[Data records for software interfaces]
◆ ◆ ◆

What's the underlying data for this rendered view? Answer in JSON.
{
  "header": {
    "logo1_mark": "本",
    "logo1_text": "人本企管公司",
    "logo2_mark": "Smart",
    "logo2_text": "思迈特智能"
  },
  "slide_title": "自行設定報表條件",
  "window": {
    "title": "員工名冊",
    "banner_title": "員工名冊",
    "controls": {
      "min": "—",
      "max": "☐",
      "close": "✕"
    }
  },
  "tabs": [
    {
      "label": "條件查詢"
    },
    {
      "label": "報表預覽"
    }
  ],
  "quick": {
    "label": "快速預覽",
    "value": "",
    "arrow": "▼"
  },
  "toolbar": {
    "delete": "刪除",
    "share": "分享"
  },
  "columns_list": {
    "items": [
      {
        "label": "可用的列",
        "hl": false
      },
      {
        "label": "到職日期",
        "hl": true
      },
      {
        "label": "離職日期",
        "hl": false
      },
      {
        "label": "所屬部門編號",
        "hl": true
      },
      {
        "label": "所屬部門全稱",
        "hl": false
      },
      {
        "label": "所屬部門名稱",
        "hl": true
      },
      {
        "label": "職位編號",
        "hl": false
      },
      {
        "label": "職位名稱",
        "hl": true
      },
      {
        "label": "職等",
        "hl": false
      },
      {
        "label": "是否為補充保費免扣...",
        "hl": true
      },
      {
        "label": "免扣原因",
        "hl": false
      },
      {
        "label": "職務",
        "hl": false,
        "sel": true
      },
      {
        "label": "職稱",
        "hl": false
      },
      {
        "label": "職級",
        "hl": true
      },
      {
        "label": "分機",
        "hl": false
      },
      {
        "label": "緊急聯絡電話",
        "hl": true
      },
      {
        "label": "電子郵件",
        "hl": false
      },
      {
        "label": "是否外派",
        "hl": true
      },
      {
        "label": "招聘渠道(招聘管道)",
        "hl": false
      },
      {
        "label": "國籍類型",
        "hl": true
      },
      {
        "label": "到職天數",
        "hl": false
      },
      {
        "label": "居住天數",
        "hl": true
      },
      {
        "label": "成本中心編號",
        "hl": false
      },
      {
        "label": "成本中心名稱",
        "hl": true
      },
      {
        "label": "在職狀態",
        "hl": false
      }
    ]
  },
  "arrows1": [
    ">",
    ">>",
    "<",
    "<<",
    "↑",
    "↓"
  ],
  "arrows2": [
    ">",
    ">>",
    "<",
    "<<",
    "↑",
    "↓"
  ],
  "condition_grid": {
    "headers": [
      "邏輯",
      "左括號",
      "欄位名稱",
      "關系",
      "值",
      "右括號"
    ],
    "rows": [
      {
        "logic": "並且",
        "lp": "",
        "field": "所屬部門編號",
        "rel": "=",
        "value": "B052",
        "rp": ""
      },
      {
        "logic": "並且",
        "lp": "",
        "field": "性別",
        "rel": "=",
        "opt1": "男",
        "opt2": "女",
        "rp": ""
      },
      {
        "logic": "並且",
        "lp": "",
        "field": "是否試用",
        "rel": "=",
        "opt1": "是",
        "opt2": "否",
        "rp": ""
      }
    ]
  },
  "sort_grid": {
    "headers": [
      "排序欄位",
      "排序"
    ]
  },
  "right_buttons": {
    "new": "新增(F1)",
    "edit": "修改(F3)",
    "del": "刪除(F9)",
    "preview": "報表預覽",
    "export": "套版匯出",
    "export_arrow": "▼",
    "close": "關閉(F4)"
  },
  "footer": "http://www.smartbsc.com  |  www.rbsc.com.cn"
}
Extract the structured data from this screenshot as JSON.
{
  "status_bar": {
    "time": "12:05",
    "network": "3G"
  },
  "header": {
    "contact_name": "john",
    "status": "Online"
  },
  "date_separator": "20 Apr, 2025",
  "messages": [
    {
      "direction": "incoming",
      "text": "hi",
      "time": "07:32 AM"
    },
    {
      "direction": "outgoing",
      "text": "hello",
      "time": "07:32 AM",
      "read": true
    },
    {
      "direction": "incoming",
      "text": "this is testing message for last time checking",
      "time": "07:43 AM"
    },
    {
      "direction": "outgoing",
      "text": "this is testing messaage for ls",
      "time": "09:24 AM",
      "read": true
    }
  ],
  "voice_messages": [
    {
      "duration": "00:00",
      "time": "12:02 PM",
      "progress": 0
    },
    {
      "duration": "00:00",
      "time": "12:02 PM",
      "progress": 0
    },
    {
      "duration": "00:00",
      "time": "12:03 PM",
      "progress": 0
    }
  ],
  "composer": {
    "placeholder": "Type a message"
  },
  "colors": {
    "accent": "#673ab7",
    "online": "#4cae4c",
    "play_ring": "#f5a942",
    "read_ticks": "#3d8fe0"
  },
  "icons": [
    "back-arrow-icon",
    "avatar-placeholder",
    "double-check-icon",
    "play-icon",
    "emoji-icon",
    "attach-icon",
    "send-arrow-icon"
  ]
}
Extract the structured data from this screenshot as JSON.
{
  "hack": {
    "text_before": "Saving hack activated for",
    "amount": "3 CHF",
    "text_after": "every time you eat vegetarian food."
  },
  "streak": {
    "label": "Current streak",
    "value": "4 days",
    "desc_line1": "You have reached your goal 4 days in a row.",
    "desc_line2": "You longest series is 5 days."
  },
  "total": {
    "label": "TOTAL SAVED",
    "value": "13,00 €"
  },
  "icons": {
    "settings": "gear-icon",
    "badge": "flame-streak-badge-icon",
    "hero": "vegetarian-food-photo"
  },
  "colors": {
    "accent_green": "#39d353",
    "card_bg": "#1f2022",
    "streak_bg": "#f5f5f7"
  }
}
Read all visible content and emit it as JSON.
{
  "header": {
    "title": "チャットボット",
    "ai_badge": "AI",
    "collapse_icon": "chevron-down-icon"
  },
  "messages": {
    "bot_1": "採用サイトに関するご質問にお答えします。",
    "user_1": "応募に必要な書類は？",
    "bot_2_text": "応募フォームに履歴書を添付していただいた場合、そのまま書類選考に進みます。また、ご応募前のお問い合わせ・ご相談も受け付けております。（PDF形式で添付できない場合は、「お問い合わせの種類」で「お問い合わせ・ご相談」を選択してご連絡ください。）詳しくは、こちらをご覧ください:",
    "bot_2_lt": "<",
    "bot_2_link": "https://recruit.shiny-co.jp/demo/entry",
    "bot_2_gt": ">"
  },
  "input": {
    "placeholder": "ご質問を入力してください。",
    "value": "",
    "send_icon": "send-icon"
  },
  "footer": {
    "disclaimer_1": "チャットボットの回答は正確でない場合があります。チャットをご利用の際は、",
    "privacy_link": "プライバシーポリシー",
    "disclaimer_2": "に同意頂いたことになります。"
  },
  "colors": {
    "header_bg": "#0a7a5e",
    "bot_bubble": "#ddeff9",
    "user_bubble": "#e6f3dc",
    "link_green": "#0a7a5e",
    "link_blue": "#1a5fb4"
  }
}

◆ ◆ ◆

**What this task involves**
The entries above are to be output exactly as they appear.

**Solution to the problem**
What's the underlying data for this rendered view? Answer in JSON.
{
  "header": {
    "logo1_mark": "本",
    "logo1_text": "人本企管公司",
    "logo2_mark": "Smart",
    "logo2_text": "思迈特智能"
  },
  "slide_title": "自行設定報表條件",
  "window": {
    "title": "員工名冊",
    "banner_title": "員工名冊",
    "controls": {
      "min": "—",
      "max": "☐",
      "close": "✕"
    }
  },
  "tabs": [
    {
      "label": "條件查詢"
    },
    {
      "label": "報表預覽"
    }
  ],
  "quick": {
    "label": "快速預覽",
    "value": "",
    "arrow": "▼"
  },
  "toolbar": {
    "delete": "刪除",
    "share": "分享"
  },
  "columns_list": {
    "items": [
      {
        "label": "可用的列",
        "hl": false
      },
      {
        "label": "到職日期",
        "hl": true
      },
      {
        "label": "離職日期",
        "hl": false
      },
      {
        "label": "所屬部門編號",
        "hl": true
      },
      {
        "label": "所屬部門全稱",
        "hl": false
      },
      {
        "label": "所屬部門名稱",
        "hl": true
      },
      {
        "label": "職位編號",
        "hl": false
      },
      {
        "label": "職位名稱",
        "hl": true
      },
      {
        "label": "職等",
        "hl": false
      },
      {
        "label": "是否為補充保費免扣...",
        "hl": true
      },
      {
        "label": "免扣原因",
        "hl": false
      },
      {
        "label": "職務",
        "hl": false,
        "sel": true
      },
      {
        "label": "職稱",
        "hl": false
      },
      {
        "label": "職級",
        "hl": true
      },
      {
        "label": "分機",
        "hl": false
      },
      {
        "label": "緊急聯絡電話",
        "hl": true
      },
      {
        "label": "電子郵件",
        "hl": false
      },
      {
        "label": "是否外派",
        "hl": true
      },
      {
        "label": "招聘渠道(招聘管道)",
        "hl": false
      },
      {
        "label": "國籍類型",
        "hl": true
      },
      {
        "label": "到職天數",
        "hl": false
      },
      {
        "label": "居住天數",
        "hl": true
      },
      {
        "label": "成本中心編號",
        "hl": false
      },
      {
        "label": "成本中心名稱",
        "hl": true
      },
      {
        "label": "在職狀態",
        "hl": false
      }
    ]
  },
  "arrows1": [
    ">",
    ">>",
    "<",
    "<<",
    "↑",
    "↓"
  ],
  "arrows2": [
    ">",
    ">>",
    "<",
    "<<",
    "↑",
    "↓"
  ],
  "condition_grid": {
    "headers": [
      "邏輯",
      "左括號",
      "欄位名稱",
      "關系",
      "值",
      "右括號"
    ],
    "rows": [
      {
        "logic": "並且",
        "lp": "",
        "field": "所屬部門編號",
        "rel": "=",
        "value": "B052",
        "rp": ""
      },
      {
        "logic": "並且",
        "lp": "",
        "field": "性別",
        "rel": "=",
        "opt1": "男",
        "opt2": "女",
        "rp": ""
      },
      {
        "logic": "並且",
        "lp": "",
        "field": "是否試用",
        "rel": "=",
        "opt1": "是",
        "opt2": "否",
        "rp": ""
      }
    ]
  },
  "sort_grid": {
    "headers": [
      "排序欄位",
      "排序"
    ]
  },
  "right_buttons": {
    "new": "新增(F1)",
    "edit": "修改(F3)",
    "del": "刪除(F9)",
    "preview": "報表預覽",
    "export": "套版匯出",
    "export_arrow": "▼",
    "close": "關閉(F4)"
  },
  "footer": "http://www.smartbsc.com  |  www.rbsc.com.cn"
}
Extract the structured data from this screenshot as JSON.
{
  "status_bar": {
    "time": "12:05",
    "network": "3G"
  },
  "header": {
    "contact_name": "john",
    "status": "Online"
  },
  "date_separator": "20 Apr, 2025",
  "messages": [
    {
      "direction": "incoming",
      "text": "hi",
      "time": "07:32 AM"
    },
    {
      "direction": "outgoing",
      "text": "hello",
      "time": "07:32 AM",
      "read": true
    },
    {
      "direction": "incoming",
      "text": "this is testing message for last time checking",
      "time": "07:43 AM"
    },
    {
      "direction": "outgoing",
      "text": "this is testing messaage for ls",
      "time": "09:24 AM",
      "read": true
    }
  ],
  "voice_messages": [
    {
      "duration": "00:00",
      "time": "12:02 PM",
      "progress": 0
    },
    {
      "duration": "00:00",
      "time": "12:02 PM",
      "progress": 0
    },
    {
      "duration": "00:00",
      "time": "12:03 PM",
      "progress": 0
    }
  ],
  "composer": {
    "placeholder": "Type a message"
  },
  "colors": {
    "accent": "#673ab7",
    "online": "#4cae4c",
    "play_ring": "#f5a942",
    "read_ticks": "#3d8fe0"
  },
  "icons": [
    "back-arrow-icon",
    "avatar-placeholder",
    "double-check-icon",
    "play-icon",
    "emoji-icon",
    "attach-icon",
    "send-arrow-icon"
  ]
}
Extract the structured data from this screenshot as JSON.
{
  "hack": {
    "text_before": "Saving hack activated for",
    "amount": "3 CHF",
    "text_after": "every time you eat vegetarian food."
  },
  "streak": {
    "label": "Current streak",
    "value": "4 days",
    "desc_line1": "You have reached your goal 4 days in a row.",
    "desc_line2": "You longest series is 5 days."
  },
  "total": {
    "label": "TOTAL SAVED",
    "value": "13,00 €"
  },
  "icons": {
    "settings": "gear-icon",
    "badge": "flame-streak-badge-icon",
    "hero": "vegetarian-food-photo"
  },
  "colors": {
    "accent_green": "#39d353",
    "card_bg": "#1f2022",
    "streak_bg": "#f5f5f7"
  }
}
Read all visible content and emit it as JSON.
{
  "header": {
    "title": "チャットボット",
    "ai_badge": "AI",
    "collapse_icon": "chevron-down-icon"
  },
  "messages": {
    "bot_1": "採用サイトに関するご質問にお答えします。",
    "user_1": "応募に必要な書類は？",
    "bot_2_text": "応募フォームに履歴書を添付していただいた場合、そのまま書類選考に進みます。また、ご応募前のお問い合わせ・ご相談も受け付けております。（PDF形式で添付できない場合は、「お問い合わせの種類」で「お問い合わせ・ご相談」を選択してご連絡ください。）詳しくは、こちらをご覧ください:",
    "bot_2_lt": "<",
    "bot_2_link": "https://recruit.shiny-co.jp/demo/entry",
    "bot_2_gt": ">"
  },
  "input": {
    "placeholder": "ご質問を入力してください。",
    "value": "",
    "send_icon": "send-icon"
  },
  "footer": {
    "disclaimer_1": "チャットボットの回答は正確でない場合があります。チャットをご利用の際は、",
    "privacy_link": "プライバシーポリシー",
    "disclaimer_2": "に同意頂いたことになります。"
  },
  "colors": {
    "header_bg": "#0a7a5e",
    "bot_bubble": "#ddeff9",
    "user_bubble": "#e6f3dc",
    "link_green": "#0a7a5e",
    "link_blue": "#1a5fb4"
  }
}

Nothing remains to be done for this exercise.